I withdrew my hand from the cage and opened it. The bunchō lay still in my palm. I gazed for a while at the dead bird in my open hand. Then I placed it gently on my seating cushion. After that, I clapped loudly to summon the help. A young maid appeared in response, kneeling deferentially at the entrance. Impulsively, I grabbed the bunchō from the cushion and tossed it before her. She fixed her eyes on the tatami and remained silent. "You didn't feed it, and now it's dead." As I spoke, I glared at her face. She offered no response.
I turned back to my desk and penned a note to Miekichi. "My household help failed to feed the bunchō, and now it has died. To cage such a docile creature, then neglect its care, is unforgivably cruel."
I told the maidservant to post my note and dispose of the bird. She asked where she should take it, and I yelled back at her to do as she pleased. Alarmed, she picked it up and retreated to the kitchen.
I while later, from the back garden, I heard the children clamoring about, preparing to bury the bunchō. The hired gardener consulted with the eldest daughter on an appropriate spot. I took up my pen, but little was produced.
The next morning my head felt heavy, and it was nearly ten when I finally rose. While washing my face, I peered out on the back garden. In the area from which the gardener's voice had sounded the day prior, standing among a thicket of green horsetail, was a small sign. Its height was much less than that of the surrounding horsetail. I slipped on my garden sandals and stepped through the shadows, trampling frosted grass underfoot. Drawing close, I read the words on the front of the sign. "Do not step on this mound." The writing was Fudeko's.
After noon, a reply came from Miekichi. "I'm sorry for the bunchō's unfortunate plight," was all he wrote.
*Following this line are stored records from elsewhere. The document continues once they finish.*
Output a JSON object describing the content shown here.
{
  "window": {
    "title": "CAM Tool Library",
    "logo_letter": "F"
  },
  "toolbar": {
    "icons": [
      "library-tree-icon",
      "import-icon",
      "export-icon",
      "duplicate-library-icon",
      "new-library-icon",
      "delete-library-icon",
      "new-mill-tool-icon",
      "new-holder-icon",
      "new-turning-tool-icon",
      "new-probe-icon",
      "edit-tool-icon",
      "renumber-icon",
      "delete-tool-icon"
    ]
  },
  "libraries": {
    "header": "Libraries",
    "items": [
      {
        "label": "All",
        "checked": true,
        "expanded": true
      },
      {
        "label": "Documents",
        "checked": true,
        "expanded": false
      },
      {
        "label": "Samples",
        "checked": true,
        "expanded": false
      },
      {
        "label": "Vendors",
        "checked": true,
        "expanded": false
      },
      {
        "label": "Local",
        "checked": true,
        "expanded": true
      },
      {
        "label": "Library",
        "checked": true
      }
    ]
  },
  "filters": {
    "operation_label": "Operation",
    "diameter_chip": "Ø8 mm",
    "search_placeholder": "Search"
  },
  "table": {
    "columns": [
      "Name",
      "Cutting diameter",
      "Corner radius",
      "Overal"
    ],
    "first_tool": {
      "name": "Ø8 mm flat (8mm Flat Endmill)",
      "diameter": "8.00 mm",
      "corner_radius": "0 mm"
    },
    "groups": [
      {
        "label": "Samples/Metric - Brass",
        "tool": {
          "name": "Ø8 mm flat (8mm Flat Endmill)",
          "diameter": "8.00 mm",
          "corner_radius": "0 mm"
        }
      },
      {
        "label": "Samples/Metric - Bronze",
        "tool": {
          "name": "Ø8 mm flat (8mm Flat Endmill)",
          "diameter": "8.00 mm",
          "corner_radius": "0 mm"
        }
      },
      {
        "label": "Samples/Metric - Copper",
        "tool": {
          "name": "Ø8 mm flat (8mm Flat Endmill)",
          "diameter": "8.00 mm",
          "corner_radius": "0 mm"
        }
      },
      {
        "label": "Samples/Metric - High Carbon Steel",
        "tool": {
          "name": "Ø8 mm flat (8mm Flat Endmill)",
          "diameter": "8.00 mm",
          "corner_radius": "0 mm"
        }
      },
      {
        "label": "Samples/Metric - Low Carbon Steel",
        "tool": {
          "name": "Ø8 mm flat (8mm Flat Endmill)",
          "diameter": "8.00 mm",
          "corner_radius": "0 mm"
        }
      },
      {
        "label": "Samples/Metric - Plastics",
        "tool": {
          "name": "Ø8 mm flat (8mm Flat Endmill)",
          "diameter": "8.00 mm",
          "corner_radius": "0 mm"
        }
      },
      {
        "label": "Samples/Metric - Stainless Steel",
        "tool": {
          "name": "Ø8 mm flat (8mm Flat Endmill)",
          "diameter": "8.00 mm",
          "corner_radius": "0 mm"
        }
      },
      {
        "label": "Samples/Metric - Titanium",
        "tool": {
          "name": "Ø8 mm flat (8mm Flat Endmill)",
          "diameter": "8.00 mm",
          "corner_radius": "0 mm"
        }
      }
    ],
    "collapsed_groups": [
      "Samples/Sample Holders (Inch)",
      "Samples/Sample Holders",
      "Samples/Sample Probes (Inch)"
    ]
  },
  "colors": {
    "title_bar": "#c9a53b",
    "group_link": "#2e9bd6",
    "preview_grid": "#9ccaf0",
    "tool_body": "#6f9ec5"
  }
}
As to my household help, there was neither mention of blame nor indignation at the cruel outcome.